### Work instructions:
Write out the listing below word for word.

START Listed records

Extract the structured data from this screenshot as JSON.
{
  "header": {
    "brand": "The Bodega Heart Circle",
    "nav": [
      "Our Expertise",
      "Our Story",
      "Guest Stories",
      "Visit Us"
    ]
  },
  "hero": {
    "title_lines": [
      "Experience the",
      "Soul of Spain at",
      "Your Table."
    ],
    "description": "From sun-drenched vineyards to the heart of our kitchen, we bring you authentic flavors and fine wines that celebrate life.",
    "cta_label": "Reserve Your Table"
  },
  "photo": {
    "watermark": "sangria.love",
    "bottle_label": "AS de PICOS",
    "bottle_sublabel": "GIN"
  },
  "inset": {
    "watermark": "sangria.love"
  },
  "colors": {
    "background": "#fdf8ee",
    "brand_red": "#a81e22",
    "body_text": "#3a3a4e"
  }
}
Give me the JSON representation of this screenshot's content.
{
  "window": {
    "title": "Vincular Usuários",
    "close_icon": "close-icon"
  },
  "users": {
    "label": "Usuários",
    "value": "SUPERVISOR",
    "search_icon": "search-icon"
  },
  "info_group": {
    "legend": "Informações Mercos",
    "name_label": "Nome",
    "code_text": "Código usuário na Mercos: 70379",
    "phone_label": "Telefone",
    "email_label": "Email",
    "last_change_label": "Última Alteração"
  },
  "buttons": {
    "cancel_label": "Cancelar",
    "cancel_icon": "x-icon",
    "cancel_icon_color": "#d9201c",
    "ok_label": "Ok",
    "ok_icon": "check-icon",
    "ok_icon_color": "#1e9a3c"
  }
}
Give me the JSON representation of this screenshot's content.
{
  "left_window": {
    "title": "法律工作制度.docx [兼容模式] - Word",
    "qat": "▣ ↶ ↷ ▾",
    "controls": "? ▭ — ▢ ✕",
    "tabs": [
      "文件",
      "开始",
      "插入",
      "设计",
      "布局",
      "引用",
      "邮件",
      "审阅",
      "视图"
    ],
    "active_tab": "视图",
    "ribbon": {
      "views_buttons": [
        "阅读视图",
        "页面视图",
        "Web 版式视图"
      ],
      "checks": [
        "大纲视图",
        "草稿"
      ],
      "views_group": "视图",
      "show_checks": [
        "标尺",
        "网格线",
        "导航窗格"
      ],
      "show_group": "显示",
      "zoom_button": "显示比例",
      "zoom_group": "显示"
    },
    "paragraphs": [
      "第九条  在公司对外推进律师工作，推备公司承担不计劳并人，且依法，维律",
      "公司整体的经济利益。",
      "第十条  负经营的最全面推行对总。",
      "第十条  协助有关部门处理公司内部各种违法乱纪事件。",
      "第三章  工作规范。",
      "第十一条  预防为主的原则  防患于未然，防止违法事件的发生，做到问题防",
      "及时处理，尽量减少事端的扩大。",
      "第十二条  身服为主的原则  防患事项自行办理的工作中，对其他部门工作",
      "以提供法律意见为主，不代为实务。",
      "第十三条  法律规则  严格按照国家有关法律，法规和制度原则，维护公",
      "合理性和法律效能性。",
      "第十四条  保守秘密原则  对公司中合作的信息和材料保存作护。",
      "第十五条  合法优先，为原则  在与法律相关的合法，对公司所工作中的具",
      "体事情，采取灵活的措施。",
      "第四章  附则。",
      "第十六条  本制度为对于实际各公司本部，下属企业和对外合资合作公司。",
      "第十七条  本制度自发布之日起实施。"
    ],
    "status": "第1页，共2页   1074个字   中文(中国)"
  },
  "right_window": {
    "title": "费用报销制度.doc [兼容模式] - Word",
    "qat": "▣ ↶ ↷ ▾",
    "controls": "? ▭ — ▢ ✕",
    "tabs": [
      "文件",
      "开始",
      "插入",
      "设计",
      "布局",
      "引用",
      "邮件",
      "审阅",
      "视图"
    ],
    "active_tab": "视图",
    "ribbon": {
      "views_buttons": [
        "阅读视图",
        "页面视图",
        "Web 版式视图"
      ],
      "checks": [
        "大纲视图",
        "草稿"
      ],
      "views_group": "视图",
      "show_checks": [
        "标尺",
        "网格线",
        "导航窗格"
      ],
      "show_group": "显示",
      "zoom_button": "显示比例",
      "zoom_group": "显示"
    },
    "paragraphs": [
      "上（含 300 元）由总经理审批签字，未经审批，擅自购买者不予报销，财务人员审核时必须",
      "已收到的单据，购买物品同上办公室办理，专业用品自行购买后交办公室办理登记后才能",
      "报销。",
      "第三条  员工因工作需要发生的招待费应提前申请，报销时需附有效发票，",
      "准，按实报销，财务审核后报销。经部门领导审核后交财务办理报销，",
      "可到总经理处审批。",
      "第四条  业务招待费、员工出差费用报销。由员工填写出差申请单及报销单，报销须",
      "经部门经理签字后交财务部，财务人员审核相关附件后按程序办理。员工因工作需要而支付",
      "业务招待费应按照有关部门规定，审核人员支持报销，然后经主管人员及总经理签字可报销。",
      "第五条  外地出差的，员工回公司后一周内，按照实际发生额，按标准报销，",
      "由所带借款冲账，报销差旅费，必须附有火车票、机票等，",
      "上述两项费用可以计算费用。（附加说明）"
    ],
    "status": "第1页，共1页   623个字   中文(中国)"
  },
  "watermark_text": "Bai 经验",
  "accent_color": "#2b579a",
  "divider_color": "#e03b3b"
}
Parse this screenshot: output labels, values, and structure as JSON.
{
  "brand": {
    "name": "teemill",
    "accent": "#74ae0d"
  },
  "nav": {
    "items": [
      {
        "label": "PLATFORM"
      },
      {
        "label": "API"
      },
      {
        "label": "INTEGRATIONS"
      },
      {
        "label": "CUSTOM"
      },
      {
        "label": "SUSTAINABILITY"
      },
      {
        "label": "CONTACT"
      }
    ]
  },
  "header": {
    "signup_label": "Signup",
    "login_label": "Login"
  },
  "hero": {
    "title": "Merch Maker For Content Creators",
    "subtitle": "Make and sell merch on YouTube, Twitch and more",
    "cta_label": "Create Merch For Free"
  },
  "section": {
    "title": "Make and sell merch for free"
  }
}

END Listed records

### Answer to the problem:
Extract the structured data from this screenshot as JSON.
{
  "header": {
    "brand": "The Bodega Heart Circle",
    "nav": [
      "Our Expertise",
      "Our Story",
      "Guest Stories",
      "Visit Us"
    ]
  },
  "hero": {
    "title_lines": [
      "Experience the",
      "Soul of Spain at",
      "Your Table."
    ],
    "description": "From sun-drenched vineyards to the heart of our kitchen, we bring you authentic flavors and fine wines that celebrate life.",
    "cta_label": "Reserve Your Table"
  },
  "photo": {
    "watermark": "sangria.love",
    "bottle_label": "AS de PICOS",
    "bottle_sublabel": "GIN"
  },
  "inset": {
    "watermark": "sangria.love"
  },
  "colors": {
    "background": "#fdf8ee",
    "brand_red": "#a81e22",
    "body_text": "#3a3a4e"
  }
}
Give me the JSON representation of this screenshot's content.
{
  "window": {
    "title": "Vincular Usuários",
    "close_icon": "close-icon"
  },
  "users": {
    "label": "Usuários",
    "value": "SUPERVISOR",
    "search_icon": "search-icon"
  },
  "info_group": {
    "legend": "Informações Mercos",
    "name_label": "Nome",
    "code_text": "Código usuário na Mercos: 70379",
    "phone_label": "Telefone",
    "email_label": "Email",
    "last_change_label": "Última Alteração"
  },
  "buttons": {
    "cancel_label": "Cancelar",
    "cancel_icon": "x-icon",
    "cancel_icon_color": "#d9201c",
    "ok_label": "Ok",
    "ok_icon": "check-icon",
    "ok_icon_color": "#1e9a3c"
  }
}
Give me the JSON representation of this screenshot's content.
{
  "left_window": {
    "title": "法律工作制度.docx [兼容模式] - Word",
    "qat": "▣ ↶ ↷ ▾",
    "controls": "? ▭ — ▢ ✕",
    "tabs": [
      "文件",
      "开始",
      "插入",
      "设计",
      "布局",
      "引用",
      "邮件",
      "审阅",
      "视图"
    ],
    "active_tab": "视图",
    "ribbon": {
      "views_buttons": [
        "阅读视图",
        "页面视图",
        "Web 版式视图"
      ],
      "checks": [
        "大纲视图",
        "草稿"
      ],
      "views_group": "视图",
      "show_checks": [
        "标尺",
        "网格线",
        "导航窗格"
      ],
      "show_group": "显示",
      "zoom_button": "显示比例",
      "zoom_group": "显示"
    },
    "paragraphs": [
      "第九条  在公司对外推进律师工作，推备公司承担不计劳并人，且依法，维律",
      "公司整体的经济利益。",
      "第十条  负经营的最全面推行对总。",
      "第十条  协助有关部门处理公司内部各种违法乱纪事件。",
      "第三章  工作规范。",
      "第十一条  预防为主的原则  防患于未然，防止违法事件的发生，做到问题防",
      "及时处理，尽量减少事端的扩大。",
      "第十二条  身服为主的原则  防患事项自行办理的工作中，对其他部门工作",
      "以提供法律意见为主，不代为实务。",
      "第十三条  法律规则  严格按照国家有关法律，法规和制度原则，维护公",
      "合理性和法律效能性。",
      "第十四条  保守秘密原则  对公司中合作的信息和材料保存作护。",
      "第十五条  合法优先，为原则  在与法律相关的合法，对公司所工作中的具",
      "体事情，采取灵活的措施。",
      "第四章  附则。",
      "第十六条  本制度为对于实际各公司本部，下属企业和对外合资合作公司。",
      "第十七条  本制度自发布之日起实施。"
    ],
    "status": "第1页，共2页   1074个字   中文(中国)"
  },
  "right_window": {
    "title": "费用报销制度.doc [兼容模式] - Word",
    "qat": "▣ ↶ ↷ ▾",
    "controls": "? ▭ — ▢ ✕",
    "tabs": [
      "文件",
      "开始",
      "插入",
      "设计",
      "布局",
      "引用",
      "邮件",
      "审阅",
      "视图"
    ],
    "active_tab": "视图",
    "ribbon": {
      "views_buttons": [
        "阅读视图",
        "页面视图",
        "Web 版式视图"
      ],
      "checks": [
        "大纲视图",
        "草稿"
      ],
      "views_group": "视图",
      "show_checks": [
        "标尺",
        "网格线",
        "导航窗格"
      ],
      "show_group": "显示",
      "zoom_button": "显示比例",
      "zoom_group": "显示"
    },
    "paragraphs": [
      "上（含 300 元）由总经理审批签字，未经审批，擅自购买者不予报销，财务人员审核时必须",
      "已收到的单据，购买物品同上办公室办理，专业用品自行购买后交办公室办理登记后才能",
      "报销。",
      "第三条  员工因工作需要发生的招待费应提前申请，报销时需附有效发票，",
      "准，按实报销，财务审核后报销。经部门领导审核后交财务办理报销，",
      "可到总经理处审批。",
      "第四条  业务招待费、员工出差费用报销。由员工填写出差申请单及报销单，报销须",
      "经部门经理签字后交财务部，财务人员审核相关附件后按程序办理。员工因工作需要而支付",
      "业务招待费应按照有关部门规定，审核人员支持报销，然后经主管人员及总经理签字可报销。",
      "第五条  外地出差的，员工回公司后一周内，按照实际发生额，按标准报销，",
      "由所带借款冲账，报销差旅费，必须附有火车票、机票等，",
      "上述两项费用可以计算费用。（附加说明）"
    ],
    "status": "第1页，共1页   623个字   中文(中国)"
  },
  "watermark_text": "Bai 经验",
  "accent_color": "#2b579a",
  "divider_color": "#e03b3b"
}
Parse this screenshot: output labels, values, and structure as JSON.
{
  "brand": {
    "name": "teemill",
    "accent": "#74ae0d"
  },
  "nav": {
    "items": [
      {
        "label": "PLATFORM"
      },
      {
        "label": "API"
      },
      {
        "label": "INTEGRATIONS"
      },
      {
        "label": "CUSTOM"
      },
      {
        "label": "SUSTAINABILITY"
      },
      {
        "label": "CONTACT"
      }
    ]
  },
  "header": {
    "signup_label": "Signup",
    "login_label": "Login"
  },
  "hero": {
    "title": "Merch Maker For Content Creators",
    "subtitle": "Make and sell merch on YouTube, Twitch and more",
    "cta_label": "Create Merch For Free"
  },
  "section": {
    "title": "Make and sell merch for free"
  }
}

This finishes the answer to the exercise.